Mr. Hawkins began his career practicing law for the Boston firm Ropes & Gray, and is a member of the Bar in Massachusetts and the District of Columbia. He graduated Summa Cum Laude from Princeton University in 1983 and Cum Laude from Harvard Law School in 1987. Since 1999, Mr. Hawkins has taught Environmental Law and Policy for the Princeton Environment Institute at Princeton University. He lives in the District of Columbia.


  1. hi, Dear General Manager George S. Hawkins,

    After more than 72 hours I paid my water bill, and 27 hours after i called the dc water customer service, i still do not have water.

    your service rep told me it would be turned within 24 hours, but it has passed. they told me it would be on at 10am, morning, now it has passed. i asked for the supervisor, but nobody called me back.

    please have your people to turn my water on. i am waiting. thanks very much. joseph. acount number: 23928-5

  2. I just wanted to know what kind of qualification you pocees to hold the wasa posting thanks

  3. @Anonymous, I think you'll find the answers to your questions here:

  4. Dear George,

    I just finished my PhD in entomology and was thinking about you as I re-work my CV (and sort through my wedding photos). I worked for you a few (!!!) years ago at the Watershed Assoc.

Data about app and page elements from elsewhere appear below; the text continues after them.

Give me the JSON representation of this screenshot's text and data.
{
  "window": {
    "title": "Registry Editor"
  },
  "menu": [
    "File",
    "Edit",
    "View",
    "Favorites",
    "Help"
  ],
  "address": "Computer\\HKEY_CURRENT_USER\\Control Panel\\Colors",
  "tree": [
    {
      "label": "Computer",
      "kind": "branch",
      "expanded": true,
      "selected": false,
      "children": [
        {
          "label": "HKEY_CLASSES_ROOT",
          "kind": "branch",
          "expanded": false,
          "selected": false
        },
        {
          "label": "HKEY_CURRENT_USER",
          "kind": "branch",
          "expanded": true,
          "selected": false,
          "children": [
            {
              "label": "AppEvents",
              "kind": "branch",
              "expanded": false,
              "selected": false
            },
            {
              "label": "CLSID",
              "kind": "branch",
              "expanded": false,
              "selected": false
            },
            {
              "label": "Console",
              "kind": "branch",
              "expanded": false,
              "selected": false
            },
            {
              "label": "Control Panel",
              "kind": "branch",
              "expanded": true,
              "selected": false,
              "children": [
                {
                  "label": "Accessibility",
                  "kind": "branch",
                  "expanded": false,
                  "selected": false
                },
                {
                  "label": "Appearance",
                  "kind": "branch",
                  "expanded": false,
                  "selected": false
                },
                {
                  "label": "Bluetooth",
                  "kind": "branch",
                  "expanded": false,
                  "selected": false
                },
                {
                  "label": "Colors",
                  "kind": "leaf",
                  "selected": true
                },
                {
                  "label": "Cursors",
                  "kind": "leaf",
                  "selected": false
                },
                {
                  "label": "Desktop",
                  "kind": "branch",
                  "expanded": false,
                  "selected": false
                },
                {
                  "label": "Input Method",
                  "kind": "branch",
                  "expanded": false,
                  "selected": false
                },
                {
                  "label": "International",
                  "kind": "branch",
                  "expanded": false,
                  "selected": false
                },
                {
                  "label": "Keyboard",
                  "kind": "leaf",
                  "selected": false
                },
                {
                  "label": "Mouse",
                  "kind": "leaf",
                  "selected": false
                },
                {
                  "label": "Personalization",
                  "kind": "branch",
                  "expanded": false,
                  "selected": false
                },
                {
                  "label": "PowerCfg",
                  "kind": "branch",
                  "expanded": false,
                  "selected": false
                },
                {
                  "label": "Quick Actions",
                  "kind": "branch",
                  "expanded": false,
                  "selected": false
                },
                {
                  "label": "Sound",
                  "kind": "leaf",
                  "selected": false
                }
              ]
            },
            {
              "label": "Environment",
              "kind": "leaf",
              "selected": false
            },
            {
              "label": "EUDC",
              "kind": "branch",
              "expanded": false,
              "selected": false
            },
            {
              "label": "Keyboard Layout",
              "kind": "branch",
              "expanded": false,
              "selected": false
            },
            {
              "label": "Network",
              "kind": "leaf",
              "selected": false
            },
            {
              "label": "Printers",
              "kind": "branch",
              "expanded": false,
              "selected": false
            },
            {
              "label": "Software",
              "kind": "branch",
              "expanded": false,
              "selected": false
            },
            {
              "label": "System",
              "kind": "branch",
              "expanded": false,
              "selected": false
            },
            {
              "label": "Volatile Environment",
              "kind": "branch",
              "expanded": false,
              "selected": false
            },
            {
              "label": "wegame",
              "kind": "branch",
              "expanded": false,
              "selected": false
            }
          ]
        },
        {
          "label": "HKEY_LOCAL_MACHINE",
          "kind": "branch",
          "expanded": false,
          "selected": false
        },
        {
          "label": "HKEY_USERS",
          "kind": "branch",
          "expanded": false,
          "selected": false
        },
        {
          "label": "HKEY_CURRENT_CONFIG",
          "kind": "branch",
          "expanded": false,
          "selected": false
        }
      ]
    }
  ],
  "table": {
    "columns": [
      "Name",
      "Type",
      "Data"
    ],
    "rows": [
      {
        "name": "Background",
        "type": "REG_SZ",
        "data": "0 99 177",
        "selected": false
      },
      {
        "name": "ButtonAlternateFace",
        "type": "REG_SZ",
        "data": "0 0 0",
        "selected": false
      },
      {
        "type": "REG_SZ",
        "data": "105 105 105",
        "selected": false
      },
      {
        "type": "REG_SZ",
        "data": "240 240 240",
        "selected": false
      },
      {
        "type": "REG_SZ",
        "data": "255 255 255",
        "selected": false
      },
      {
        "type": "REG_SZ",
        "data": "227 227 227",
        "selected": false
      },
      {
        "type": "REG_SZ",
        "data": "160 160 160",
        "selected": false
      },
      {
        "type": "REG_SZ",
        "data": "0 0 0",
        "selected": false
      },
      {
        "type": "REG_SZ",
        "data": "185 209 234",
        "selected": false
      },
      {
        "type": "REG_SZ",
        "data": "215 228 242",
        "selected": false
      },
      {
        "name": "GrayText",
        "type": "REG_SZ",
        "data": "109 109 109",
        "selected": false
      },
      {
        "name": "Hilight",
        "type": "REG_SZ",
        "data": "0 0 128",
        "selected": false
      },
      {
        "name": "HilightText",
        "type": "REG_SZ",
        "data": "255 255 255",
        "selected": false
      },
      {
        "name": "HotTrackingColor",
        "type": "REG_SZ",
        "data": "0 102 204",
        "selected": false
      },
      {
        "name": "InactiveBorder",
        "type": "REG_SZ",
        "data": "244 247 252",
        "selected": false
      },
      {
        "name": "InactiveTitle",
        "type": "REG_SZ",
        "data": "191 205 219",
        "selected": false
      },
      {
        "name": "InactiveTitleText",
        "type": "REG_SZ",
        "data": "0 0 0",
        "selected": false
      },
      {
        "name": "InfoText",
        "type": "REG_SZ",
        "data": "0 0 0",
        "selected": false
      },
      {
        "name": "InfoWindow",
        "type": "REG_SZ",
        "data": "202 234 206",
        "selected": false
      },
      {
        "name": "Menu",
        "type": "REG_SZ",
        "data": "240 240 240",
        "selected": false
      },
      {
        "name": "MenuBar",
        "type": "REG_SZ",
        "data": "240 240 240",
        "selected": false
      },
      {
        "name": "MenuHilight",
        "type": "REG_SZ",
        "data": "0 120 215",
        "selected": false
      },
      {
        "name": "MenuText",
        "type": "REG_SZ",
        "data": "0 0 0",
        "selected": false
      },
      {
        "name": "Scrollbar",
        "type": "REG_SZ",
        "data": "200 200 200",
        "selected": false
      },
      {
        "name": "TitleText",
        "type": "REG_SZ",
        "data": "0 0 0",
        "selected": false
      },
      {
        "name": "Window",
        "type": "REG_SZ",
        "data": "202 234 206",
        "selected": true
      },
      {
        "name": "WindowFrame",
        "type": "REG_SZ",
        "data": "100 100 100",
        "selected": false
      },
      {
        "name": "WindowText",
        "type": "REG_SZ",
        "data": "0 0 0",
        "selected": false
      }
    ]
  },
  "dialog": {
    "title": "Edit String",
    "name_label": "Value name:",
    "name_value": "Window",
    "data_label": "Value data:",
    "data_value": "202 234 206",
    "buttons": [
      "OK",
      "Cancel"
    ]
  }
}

    Hope that all is going well. Looks like you have kept very involved.
    I have enjoyed reading your blog.Would love to rehash old times if you are ever free.

    Christy Beal

  5. George,
    I have been trying for a month to get a water flow test. Nobody calls me back.
    Can you help?
    Mark B 202-789-1300

  6. George, you performed as a bboy ("breakdancer") to pay for law school, correct? I remember reading that in the NYT profile on you a few years ago. How did you balance dance and work life?

    -A water law dancer

    1. Hey water law dancer - I still enjoy dancing regularly (see my popping video from our Holiday Party on the DCWATER.COM website! - go to You Tube). Balance comes from the dancing itself, because the job is do demanding - I need the exercise. That was the same in law school. I am glad there is another water law dancer out there!

  7. One more thing. The codes that direct us to type in the letters that are displayed is not a practice that is good for costumers over 50 years of age. It took me nearly 15 tries before I got it right, mostly due to it being difficult to read. This method should be made easier (unless you do not want to hear from the people you serve.)This is not withstanding I cannot find your email address or any one else that works there. Most agencies have the directing member's e-mail address.

    Now that I said what I have to say, It will probably take me another 15 try to send this message.

  8. Anonymous,

    So sorry to hear you have had difficulty reaching us! Would you email your address and contact information to Mr. Hawkins' assistant at, and we will help?

    DC Water

  9. Mr. Hawkins,
    I am very happy to hear about WASA's work to bring green infrastructure to the city. As a result, I'd like you to know about a step backward on green infrastructure in my neighborhood. Our alleys in Lanier Heights in Adams Morgan were constructed of brick, so they are somewhat permeable with the spaces between them allowing some water to pass through. Over the years some of the alley has been patched with cement and asphalt, but they're still about 50% brick. The city is now going to repave the entire alley with asphalt, which will be totally impermeable. As it is now, a large quantity of water runs down the alley during rainstorms and overwhelms the drain on Adams Mill Road. I can imagine it'll be worse when the alley is impermeable. Would WASA be intrested in seeing these alleys redone with permeable brick? If interested, see the alley between the 1700 block of Lanier and Columbia Road, or between Lanier and Ontario Place.